3D-printed, four-legged robot can walk on sand

  • Scientists have developed the first 3D-printed, four legged robot that can climb over obstacles and walk on different rough surfaces such as sand and pebbles.
    Click Here for a HighResolution Version

    UC San Diego Jacobs School of Engineering mechanical engineering graduate student Dylan Trotman from the Tolley Lab with the 3D-printed, four-legged robot being pressented at the 2017 IEEE International Conference on Robotics and Automation (ICRA). The entire photo set is on Flickr. Photo credit: UC San Diego Jacobs School of Engineering / David Baillot

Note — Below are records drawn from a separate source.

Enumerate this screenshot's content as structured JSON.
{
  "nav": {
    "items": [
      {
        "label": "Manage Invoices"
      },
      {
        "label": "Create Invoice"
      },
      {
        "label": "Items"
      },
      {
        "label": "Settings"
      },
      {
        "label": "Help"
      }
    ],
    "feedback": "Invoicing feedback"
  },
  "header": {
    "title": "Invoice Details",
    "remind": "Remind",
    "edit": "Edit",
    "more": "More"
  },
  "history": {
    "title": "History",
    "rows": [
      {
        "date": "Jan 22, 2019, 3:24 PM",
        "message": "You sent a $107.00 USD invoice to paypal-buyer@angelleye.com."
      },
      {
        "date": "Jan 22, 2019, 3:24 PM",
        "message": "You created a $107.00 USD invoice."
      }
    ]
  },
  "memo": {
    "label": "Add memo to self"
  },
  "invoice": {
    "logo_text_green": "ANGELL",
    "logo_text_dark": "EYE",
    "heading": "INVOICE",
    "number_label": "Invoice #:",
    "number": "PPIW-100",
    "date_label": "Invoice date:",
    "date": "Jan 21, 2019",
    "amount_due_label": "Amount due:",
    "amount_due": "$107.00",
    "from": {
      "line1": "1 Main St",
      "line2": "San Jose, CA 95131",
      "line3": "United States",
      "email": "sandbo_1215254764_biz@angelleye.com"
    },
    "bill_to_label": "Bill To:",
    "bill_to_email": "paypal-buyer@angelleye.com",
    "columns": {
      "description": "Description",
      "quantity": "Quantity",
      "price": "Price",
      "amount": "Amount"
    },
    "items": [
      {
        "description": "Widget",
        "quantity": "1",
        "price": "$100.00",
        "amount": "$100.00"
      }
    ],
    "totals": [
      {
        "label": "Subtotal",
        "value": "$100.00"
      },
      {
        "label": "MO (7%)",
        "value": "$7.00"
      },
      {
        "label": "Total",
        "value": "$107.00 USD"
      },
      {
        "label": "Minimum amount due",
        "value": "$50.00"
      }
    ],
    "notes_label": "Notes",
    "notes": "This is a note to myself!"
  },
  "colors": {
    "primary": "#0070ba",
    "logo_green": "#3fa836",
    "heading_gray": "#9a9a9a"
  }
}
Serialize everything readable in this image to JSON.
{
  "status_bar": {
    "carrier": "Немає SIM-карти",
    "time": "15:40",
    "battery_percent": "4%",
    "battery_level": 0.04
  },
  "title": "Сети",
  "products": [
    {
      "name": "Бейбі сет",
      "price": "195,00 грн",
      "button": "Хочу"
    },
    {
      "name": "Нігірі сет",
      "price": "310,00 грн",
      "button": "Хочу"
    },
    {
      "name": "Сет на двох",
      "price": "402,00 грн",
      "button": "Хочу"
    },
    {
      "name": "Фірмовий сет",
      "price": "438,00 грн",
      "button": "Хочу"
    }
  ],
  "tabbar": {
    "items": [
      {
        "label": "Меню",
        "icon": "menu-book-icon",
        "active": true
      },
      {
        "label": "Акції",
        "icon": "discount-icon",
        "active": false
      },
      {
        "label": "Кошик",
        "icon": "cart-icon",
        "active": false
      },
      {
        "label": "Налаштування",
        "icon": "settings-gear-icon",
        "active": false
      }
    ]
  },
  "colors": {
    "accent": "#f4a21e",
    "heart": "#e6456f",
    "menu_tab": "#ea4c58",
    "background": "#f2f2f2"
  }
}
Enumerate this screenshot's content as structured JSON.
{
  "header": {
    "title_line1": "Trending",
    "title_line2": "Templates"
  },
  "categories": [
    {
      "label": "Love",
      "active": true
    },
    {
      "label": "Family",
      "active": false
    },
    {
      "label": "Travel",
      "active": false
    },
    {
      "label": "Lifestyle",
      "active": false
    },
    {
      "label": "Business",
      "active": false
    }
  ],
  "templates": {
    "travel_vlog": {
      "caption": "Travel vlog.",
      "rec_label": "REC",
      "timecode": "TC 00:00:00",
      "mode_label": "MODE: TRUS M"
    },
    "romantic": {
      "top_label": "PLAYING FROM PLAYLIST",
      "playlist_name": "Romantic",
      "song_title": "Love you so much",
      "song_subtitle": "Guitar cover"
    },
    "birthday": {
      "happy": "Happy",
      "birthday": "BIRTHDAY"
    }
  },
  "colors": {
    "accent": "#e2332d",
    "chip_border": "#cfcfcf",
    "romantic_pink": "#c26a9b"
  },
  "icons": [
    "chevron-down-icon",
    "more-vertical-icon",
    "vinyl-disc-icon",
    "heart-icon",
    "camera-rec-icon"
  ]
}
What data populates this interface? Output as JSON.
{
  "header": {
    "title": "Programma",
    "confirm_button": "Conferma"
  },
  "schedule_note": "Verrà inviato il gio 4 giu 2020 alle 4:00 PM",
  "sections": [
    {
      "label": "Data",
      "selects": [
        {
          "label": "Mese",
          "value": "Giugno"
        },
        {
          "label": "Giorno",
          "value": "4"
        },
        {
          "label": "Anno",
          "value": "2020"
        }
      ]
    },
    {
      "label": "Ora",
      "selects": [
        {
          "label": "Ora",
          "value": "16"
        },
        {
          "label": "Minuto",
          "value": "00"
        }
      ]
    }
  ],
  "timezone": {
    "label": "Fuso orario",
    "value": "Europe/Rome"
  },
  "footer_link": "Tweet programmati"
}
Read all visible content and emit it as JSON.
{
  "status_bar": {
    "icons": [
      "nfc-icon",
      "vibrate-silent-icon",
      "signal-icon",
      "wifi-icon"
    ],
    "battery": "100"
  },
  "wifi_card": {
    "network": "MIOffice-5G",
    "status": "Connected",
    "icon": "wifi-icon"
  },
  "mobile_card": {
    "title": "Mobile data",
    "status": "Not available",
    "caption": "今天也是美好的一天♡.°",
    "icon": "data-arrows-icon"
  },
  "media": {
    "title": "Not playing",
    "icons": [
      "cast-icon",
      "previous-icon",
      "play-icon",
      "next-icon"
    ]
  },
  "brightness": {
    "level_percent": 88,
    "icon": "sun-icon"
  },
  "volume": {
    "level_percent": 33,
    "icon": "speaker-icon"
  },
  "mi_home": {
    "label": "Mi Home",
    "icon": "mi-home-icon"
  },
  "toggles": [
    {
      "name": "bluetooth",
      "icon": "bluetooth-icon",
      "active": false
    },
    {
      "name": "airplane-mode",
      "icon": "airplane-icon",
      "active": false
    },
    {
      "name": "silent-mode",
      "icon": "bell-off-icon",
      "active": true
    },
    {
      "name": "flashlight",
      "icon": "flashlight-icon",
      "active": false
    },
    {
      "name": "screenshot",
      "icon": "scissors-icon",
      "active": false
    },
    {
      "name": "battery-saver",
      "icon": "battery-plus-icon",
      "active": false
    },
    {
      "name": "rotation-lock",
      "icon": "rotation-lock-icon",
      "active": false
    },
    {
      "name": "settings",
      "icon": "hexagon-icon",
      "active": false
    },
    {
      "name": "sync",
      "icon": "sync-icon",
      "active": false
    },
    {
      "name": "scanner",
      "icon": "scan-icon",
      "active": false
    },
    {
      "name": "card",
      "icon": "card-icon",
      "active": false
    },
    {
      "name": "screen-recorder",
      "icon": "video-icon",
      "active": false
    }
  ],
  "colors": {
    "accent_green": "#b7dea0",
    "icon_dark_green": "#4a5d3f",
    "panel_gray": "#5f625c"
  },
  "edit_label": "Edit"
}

  • Researchers led by Michael Tolley, a professor at the University of California San Diego, used a high-end 3D-printer to make soft and rigid materials together within the same components.
  • This made it possible to design more complex shapes for the robot’s legs.
  • Bringing together soft and rigid materials will help create a new generation of fast, agile robots that are more adaptable and can safely work side by side with humans.
  • The legs are made up of three parallel, connected sealed inflatable chambers, or actuators, 3D-printed from a rubberlike material.
  • The chambers are hollow on the inside, so they can be inflated.
  • On the outside, the chambers are bellowed, which allows engineers to better control the legs’ movements.
  • For example, when one chamber is inflated and the other two aren’t, the leg bends. The legs are laid out in the shape of an X and connected to a rigid body.
Print Friendly, PDF & Email
Current Affairs ONLY
Register New Account
Reset Password